Exercise is essential in regulating energy metabolism and whole-body insulin sensitivity. To explore the exercise signaling network, we undertook a global analysis of protein phosphorylation in human skeletal muscle biopsies from untrained healthy males before and after a single high-intensity exercise bout, revealing 1,004 unique exercise-regulated phosphosites on 562 proteins. These included substrates of known exercise-regulated kinases (AMPK, PKA, CaMK, MAPK, mTOR), yet the majority of kinases and substrate phosphosites have not previously been implicated in exercise signaling. Given the importance of AMPK in exercise-regulated metabolism, we performed a targeted in vitro AMPK screen and employed machine learning to predict exercise-regulated AMPK substrates. We validated eight predicted AMPK substrates, including AKAP1, using targeted phosphoproteomics. Functional characterization revealed an undescribed role for AMPK-dependent phosphorylation of AKAP1 in mitochondrial respiration. These data expose the unexplored complexity of acute exercise signaling and provide insights into the role of AMPK in mitochondrial biochemistry.
To assess the influence of stage at breast cancer diagnosis, tumour biology, and treatment on survival in contemporary times of better (neo-)adjuvant systemic therapy.
It is tempting to treat frequency trends from the Google Books data sets as indicators of the “true” popularity of various words and phrases.
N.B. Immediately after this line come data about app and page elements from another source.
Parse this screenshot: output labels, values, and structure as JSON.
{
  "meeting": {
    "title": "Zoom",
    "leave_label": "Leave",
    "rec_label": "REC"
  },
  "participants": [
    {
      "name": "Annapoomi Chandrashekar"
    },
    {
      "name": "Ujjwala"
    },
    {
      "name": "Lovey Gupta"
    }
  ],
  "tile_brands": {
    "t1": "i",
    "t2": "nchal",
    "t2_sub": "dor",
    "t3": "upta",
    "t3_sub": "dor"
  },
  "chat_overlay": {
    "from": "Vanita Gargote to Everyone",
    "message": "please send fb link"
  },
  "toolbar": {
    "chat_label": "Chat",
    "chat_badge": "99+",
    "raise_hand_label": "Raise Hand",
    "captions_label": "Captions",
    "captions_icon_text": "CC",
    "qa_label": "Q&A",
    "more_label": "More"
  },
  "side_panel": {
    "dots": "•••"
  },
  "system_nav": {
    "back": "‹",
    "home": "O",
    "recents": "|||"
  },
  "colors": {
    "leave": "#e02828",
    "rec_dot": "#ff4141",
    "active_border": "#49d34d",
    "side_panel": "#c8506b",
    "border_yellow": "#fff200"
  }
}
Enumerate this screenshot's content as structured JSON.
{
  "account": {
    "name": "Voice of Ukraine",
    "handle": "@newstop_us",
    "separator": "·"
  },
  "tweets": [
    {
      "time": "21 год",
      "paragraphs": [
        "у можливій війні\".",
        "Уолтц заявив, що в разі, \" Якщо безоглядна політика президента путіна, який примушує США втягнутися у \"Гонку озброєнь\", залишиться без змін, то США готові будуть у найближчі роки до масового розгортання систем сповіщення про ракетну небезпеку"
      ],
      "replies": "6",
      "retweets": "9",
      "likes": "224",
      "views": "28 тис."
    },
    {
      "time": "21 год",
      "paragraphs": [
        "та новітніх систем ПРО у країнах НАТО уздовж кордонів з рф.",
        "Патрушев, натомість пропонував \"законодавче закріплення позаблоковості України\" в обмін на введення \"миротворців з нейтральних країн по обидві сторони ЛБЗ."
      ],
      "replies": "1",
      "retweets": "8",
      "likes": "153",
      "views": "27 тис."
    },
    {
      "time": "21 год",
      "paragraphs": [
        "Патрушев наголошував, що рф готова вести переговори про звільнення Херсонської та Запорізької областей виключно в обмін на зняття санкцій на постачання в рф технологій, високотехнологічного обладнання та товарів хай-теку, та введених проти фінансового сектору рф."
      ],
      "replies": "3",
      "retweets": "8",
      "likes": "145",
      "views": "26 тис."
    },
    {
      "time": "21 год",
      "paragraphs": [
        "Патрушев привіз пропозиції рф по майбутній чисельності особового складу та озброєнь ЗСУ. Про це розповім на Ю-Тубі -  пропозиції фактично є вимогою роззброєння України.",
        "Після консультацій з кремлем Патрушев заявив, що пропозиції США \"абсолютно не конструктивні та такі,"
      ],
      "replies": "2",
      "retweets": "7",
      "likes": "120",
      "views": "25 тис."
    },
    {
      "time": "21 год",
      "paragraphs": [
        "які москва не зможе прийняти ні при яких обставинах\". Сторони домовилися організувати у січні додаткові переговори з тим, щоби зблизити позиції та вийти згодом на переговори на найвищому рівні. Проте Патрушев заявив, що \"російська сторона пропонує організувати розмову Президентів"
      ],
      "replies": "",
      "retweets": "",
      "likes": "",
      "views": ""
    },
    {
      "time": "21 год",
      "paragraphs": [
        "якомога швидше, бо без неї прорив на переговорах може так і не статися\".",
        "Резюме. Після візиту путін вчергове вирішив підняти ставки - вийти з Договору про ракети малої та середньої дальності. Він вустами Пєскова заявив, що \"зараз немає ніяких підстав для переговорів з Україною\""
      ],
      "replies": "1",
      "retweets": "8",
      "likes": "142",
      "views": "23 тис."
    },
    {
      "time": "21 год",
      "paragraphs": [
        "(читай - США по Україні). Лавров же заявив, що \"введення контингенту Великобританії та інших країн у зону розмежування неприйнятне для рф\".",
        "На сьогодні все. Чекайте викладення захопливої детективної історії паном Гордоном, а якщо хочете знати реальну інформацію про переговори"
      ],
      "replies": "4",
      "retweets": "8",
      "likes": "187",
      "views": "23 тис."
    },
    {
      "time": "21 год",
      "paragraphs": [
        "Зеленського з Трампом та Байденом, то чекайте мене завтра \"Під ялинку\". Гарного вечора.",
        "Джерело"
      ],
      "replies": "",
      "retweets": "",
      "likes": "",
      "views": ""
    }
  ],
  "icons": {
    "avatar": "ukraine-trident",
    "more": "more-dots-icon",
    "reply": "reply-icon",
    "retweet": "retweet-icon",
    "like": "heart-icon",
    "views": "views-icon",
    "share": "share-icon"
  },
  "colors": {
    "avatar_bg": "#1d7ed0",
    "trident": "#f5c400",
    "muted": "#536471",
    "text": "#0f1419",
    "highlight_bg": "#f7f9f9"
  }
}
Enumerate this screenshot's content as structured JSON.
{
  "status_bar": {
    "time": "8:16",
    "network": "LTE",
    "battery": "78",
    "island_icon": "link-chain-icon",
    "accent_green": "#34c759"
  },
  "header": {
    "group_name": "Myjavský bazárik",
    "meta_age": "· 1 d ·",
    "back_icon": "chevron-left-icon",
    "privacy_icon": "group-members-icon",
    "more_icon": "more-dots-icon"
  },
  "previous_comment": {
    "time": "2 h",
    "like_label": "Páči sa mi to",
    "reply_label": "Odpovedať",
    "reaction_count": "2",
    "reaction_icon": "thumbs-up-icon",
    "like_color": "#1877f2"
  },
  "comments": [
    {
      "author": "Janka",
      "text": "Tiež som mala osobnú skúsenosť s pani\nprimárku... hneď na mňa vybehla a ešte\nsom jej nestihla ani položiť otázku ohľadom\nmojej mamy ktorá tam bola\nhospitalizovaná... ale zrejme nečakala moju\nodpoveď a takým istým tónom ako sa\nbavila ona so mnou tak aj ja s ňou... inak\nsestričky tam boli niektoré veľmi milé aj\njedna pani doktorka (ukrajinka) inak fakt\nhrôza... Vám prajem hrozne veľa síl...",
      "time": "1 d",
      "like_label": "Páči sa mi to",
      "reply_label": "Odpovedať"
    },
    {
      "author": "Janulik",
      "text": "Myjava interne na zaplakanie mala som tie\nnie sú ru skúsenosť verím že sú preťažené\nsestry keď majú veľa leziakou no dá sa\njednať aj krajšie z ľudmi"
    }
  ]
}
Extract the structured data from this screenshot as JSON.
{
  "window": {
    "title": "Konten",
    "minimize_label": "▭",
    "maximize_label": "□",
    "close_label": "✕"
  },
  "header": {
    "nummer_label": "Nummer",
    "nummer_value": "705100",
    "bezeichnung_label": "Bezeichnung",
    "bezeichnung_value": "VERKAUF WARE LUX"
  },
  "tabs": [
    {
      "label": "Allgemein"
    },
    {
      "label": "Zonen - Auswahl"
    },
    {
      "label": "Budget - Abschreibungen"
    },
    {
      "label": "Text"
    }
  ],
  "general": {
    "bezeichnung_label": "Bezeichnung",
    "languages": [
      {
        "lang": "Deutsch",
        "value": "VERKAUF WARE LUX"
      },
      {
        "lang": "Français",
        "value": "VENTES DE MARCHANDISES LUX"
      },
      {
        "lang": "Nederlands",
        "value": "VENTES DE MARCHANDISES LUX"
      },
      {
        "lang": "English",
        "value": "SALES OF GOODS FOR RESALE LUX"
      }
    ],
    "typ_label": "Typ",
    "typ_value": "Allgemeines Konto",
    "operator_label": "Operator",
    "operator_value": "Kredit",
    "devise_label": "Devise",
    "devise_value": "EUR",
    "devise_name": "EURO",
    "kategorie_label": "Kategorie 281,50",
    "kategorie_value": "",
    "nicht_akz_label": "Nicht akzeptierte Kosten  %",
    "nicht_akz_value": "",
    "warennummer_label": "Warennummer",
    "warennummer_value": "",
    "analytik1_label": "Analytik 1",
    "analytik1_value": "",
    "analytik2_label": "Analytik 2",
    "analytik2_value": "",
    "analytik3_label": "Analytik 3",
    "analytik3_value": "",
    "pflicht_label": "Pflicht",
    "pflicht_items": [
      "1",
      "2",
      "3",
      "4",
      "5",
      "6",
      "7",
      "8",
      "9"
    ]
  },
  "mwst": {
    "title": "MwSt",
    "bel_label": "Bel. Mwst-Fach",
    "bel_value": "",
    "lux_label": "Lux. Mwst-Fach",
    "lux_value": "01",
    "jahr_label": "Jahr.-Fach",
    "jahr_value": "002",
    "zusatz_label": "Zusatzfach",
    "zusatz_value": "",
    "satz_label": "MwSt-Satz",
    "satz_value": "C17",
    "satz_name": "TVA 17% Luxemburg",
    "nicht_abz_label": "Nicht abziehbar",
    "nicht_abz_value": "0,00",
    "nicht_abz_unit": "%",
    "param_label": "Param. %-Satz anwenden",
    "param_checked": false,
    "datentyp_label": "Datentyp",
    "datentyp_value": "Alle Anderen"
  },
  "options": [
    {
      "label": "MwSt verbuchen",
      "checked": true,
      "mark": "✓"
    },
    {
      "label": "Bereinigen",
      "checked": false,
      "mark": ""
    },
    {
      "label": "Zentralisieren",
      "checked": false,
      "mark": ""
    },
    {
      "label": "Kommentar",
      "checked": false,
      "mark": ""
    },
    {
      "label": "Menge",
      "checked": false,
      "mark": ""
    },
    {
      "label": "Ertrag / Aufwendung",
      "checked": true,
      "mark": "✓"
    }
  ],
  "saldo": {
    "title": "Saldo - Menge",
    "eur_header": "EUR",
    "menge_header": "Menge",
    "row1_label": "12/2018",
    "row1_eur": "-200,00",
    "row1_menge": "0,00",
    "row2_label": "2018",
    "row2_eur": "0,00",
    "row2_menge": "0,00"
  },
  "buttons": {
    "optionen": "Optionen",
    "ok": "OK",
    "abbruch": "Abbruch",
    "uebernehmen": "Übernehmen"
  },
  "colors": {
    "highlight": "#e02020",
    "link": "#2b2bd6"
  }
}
Doing so allows us to draw quantitatively strong conclusions about the evolution of cultural perception of a given topic, such as time or gender. However, the Google Books corpus suffers from a number of limitations which make it an obscure mask of cultural popularity. A primary issue is that the corpus is in effect a library, containing one of each book. A single, prolific author is thereby able to noticeably insert new phrases into the Google Books lexicon, whether the author is widely read or not. With this understood, the Google Books corpus remains an important data set to be considered more lexicon-like than text-like. Here, we show that a distinct problematic feature arises from the inclusion of scientific texts, which have become an increasingly substantive portion of the corpus throughout the 1900s. The result is a surge of phrases typical to academic articles but less common in general, such as references to time in the form of citations. We use information theoretic methods to highlight these dynamics by examining and comparing major contributions via a divergence measure of English data sets between decades in the period 1800-2000. We find that only the English Fiction data set from the second version of the corpus is not heavily affected by professional texts. Overall, our findings call into question the vast majority of existing claims drawn from the Google Books corpus, and point to the need to fully characterize the dynamics of the corpus before using these data sets to draw broad conclusions about cultural and linguistic evolution.